Healthy work on a relationship means personally making sure we are in touch with those more vulnerable parts of ourselves so we can share them with our partner. And our partner, too, needs to do work on helping create a safe environment for that connection to happen.

Creating A Safe Environment For Connection

A relationship can be rich and intimate when each person feels their partner wants to hear their innermost wants and fears, thoughts and feelings, so they can better understand and be there for each other.

Creating a relationship that feels safe for emotional connection means:

  • Being open to hearing another person’s perspective
  • Understanding that your views can be both different and valid — and each point of view deserves respect
  • Both people know that the feelings underneath the views are most important

What does a relationship look like when partners are attending to their relationship in a healthy way?

Healthy Ways to Check In When There’s a Problem

When healthy partners are working together as a team, both people know what it takes to foster that connection for them.
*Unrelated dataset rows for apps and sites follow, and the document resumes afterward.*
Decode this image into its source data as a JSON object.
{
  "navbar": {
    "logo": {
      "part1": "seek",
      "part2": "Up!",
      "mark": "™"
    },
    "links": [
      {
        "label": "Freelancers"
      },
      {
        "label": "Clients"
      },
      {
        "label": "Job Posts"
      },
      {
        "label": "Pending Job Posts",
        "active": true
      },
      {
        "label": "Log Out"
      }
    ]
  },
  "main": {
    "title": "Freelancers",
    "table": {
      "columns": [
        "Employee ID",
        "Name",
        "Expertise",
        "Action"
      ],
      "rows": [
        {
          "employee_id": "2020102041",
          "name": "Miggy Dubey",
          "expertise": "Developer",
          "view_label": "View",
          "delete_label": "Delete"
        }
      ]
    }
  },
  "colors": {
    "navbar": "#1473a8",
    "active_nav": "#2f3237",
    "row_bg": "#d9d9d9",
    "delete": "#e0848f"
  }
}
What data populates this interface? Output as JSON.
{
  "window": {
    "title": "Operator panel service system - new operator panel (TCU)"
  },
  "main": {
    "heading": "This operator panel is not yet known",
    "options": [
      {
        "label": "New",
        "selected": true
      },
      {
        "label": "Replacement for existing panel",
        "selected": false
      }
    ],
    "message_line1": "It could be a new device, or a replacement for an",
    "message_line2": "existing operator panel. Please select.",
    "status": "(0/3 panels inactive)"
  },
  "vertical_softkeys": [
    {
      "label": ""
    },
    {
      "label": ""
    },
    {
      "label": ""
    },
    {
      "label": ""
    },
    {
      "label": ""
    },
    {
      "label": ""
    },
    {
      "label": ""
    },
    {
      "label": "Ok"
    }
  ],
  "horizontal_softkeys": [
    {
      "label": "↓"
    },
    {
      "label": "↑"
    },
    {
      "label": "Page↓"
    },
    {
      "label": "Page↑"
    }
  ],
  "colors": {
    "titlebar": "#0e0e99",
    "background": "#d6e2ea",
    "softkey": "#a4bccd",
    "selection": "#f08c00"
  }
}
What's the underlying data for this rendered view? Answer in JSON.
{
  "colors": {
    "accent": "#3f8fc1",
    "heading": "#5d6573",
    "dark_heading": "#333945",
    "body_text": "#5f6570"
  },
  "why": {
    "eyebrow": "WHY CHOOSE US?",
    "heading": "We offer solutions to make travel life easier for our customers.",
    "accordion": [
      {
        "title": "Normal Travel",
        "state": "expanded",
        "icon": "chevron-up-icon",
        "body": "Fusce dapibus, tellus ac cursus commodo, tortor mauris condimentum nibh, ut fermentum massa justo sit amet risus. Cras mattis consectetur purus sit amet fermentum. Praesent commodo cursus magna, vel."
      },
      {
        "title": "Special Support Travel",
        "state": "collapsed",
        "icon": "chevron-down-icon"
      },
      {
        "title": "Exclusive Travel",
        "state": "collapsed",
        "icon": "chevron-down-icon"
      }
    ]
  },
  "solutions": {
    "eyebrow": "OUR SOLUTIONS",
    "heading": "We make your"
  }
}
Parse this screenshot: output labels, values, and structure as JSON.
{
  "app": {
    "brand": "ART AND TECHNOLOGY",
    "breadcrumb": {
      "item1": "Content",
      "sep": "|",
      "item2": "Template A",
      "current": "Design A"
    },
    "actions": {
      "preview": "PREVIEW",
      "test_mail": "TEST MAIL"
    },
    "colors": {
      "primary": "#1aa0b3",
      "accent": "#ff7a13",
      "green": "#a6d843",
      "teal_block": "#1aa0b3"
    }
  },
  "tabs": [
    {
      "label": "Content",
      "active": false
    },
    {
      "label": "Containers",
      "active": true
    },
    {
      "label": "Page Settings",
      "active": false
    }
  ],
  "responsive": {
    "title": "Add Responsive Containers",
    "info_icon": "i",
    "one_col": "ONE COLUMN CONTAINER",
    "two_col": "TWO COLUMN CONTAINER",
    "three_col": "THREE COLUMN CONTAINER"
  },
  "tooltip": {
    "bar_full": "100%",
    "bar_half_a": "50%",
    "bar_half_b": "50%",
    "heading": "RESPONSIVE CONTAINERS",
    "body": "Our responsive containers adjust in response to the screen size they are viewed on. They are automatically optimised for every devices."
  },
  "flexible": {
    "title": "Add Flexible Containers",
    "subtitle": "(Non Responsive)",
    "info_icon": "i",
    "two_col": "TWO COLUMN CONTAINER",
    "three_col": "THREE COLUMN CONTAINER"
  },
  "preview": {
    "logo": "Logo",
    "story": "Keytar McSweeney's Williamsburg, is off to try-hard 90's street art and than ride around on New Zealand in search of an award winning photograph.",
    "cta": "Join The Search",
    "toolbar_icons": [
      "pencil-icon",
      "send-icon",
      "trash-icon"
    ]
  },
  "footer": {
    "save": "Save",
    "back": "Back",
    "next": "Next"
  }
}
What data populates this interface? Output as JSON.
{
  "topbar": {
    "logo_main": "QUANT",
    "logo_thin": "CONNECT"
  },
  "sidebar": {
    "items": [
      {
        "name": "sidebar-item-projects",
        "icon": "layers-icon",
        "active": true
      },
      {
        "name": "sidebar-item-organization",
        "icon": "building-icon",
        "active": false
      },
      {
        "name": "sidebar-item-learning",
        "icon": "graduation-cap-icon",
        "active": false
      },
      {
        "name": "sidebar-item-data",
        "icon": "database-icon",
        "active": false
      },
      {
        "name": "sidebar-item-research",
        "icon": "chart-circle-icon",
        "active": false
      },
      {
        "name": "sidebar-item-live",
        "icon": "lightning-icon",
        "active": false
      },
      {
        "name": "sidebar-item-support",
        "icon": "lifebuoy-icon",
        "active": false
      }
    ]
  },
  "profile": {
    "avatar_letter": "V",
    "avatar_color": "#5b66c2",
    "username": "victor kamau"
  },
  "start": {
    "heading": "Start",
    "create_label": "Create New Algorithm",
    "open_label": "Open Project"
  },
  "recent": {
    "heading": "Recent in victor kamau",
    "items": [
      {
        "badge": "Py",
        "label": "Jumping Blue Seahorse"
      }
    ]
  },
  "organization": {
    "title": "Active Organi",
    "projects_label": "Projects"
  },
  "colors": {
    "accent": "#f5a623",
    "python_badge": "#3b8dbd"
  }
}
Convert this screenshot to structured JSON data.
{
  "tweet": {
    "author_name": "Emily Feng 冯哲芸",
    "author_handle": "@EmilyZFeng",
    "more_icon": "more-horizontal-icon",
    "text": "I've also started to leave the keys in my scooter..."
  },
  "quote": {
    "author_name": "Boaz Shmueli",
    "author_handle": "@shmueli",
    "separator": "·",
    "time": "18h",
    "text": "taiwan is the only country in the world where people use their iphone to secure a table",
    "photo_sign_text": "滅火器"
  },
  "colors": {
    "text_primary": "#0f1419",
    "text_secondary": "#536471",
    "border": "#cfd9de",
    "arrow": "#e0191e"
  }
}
And as they go about their day, they prioritize connection.

Let’s look at a couple tackling their weekend to-do list. They both want to make sure they get all their chores done. But they also want to see how their partner is doing.

Let’s say at some point, one partner is getting upset with the work. One is feeling resentful or put upon, is tired and not willing to do this chore. It is healthy to share that with the partner instead of holding it in and letting it fester.

How can partners tell each other when there is a problem, without making it into an issue they fight over?

In this situation both partners have some work to do. The one who feels put out or resentful needs to ask themselves “How can I phrase this so my partner will be able to hear what is really going on for me?”

And the partner on the receiving end of this news needs to ask, “How can I be open to what my partner is feeling when my first instinct may be to get defensive or shut down instead of listen?”

Speaking Up for Healthy Emotional Connection: Some Examples

The over-stretched partner in our scenario might open up in any number of ways:

“I’m really happy we are getting to our to-do list together. But I am so tired. I feel like too much is falling on me. This is more work than I wanted to do.”


“Is it important to you that we do these chores 50-50 today? I need to stop — and I also really appreciate all you’re doing.”


“I’m sorry, this isn’t working for me. How could we do this differently?”

As couples problem-solve it’s very helpful for each person to own their own feelings.   Checking in with the goal of understanding helps the relationship remain close even when there is a problem.

Changing From the All-Work Approach to a Connected Approach

There is so much more to a healthy relationship than just keeping your feelings to yourself, and trying to make your partner’s path as smooth and trouble-free as possible.

It can feel so lonely to leave so much of your inner world out of the relationship. And it can feel scary to open up if you don’t know how to listen to, as well as share, the emotions between you, so that your understanding brings you closer.

Emotionally Focused Therapy (EFT) is an important method that we use in our counseling practice with couples because it is so effective.

EFT gives people a way of working together that forms the emotional connections that we need as human beings. (Though we can only touch on it here, we recommend these resources to learn more about EFT.)

There is Hope for Repair and Reconnection

It may not be necessary to give up on your relationship, even if you recognize it isn’t providing the comfort and closeness you want. Learning about the ways to share what you truly want and need, or what you’re worried about under all the frustration, is so important to healthy work.

Whether you work with a therapist (especially one trained in EFT), or not, the important work is to learn about your deepest needs. The work that feeds love is about understanding your own emotions, and sharing them in a softer way that fosters connection.

This healthy work of connection does the opposite of wear you down. It helps enrich and strengthen your bond. It helps make your relationship a welcoming and wonderful haven where you feel fully accepted and loved.